### Listed entries ###

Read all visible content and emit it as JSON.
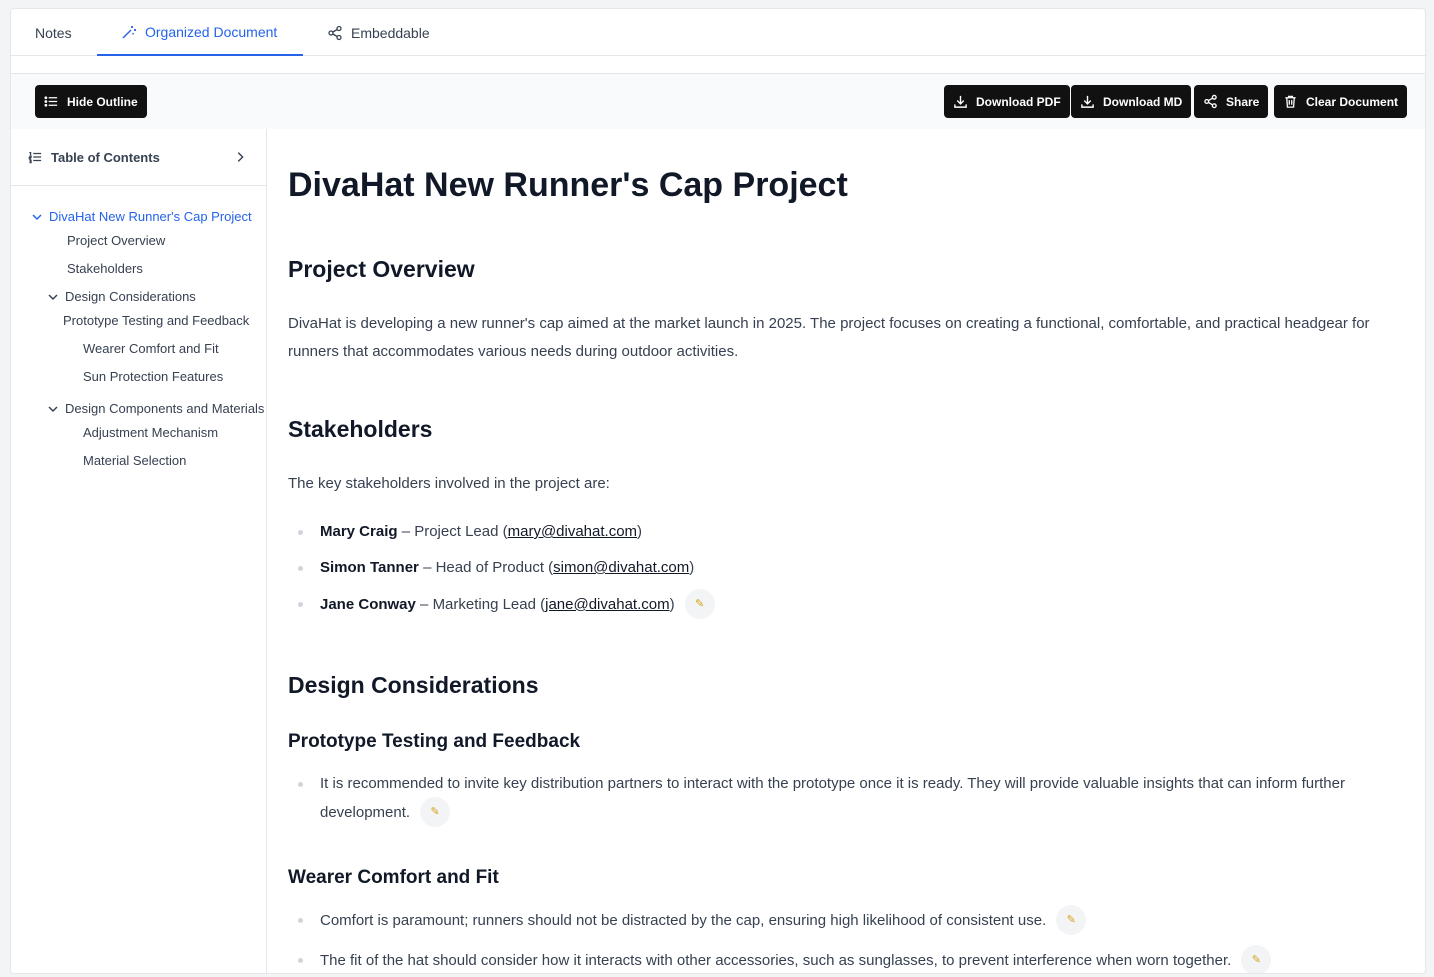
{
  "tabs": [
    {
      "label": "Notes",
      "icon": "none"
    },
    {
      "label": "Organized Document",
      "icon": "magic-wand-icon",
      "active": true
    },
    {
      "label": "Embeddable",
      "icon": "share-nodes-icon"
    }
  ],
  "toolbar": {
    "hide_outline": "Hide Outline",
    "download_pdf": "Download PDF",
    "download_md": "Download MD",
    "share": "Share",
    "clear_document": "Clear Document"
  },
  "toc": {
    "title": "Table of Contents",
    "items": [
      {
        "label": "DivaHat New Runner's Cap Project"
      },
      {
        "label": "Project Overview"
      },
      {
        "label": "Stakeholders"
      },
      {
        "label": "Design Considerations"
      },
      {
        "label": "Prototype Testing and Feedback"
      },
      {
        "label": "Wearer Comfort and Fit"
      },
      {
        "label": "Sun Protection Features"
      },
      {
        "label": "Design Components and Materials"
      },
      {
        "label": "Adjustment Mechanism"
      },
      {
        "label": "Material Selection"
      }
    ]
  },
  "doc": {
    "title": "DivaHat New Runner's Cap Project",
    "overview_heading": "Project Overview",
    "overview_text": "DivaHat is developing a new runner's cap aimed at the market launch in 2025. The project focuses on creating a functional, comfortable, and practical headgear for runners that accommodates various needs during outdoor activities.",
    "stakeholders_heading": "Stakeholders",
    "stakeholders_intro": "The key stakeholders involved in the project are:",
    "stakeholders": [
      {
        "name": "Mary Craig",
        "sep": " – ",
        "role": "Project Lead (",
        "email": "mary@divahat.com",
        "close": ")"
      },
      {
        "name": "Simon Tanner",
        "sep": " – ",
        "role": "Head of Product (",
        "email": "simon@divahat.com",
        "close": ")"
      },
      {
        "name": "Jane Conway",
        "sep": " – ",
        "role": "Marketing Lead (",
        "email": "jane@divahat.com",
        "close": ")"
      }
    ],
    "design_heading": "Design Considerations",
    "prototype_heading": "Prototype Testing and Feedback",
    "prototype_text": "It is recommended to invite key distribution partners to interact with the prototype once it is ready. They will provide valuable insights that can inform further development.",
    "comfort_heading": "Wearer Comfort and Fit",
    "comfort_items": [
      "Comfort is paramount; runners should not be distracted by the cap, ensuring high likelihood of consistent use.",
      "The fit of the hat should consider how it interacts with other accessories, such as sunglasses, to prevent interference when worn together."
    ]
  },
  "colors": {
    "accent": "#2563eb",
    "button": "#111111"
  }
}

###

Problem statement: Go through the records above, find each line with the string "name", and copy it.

Exercise response:
        "name": "Mary Craig",
        "name": "Simon Tanner",
        "name": "Jane Conway",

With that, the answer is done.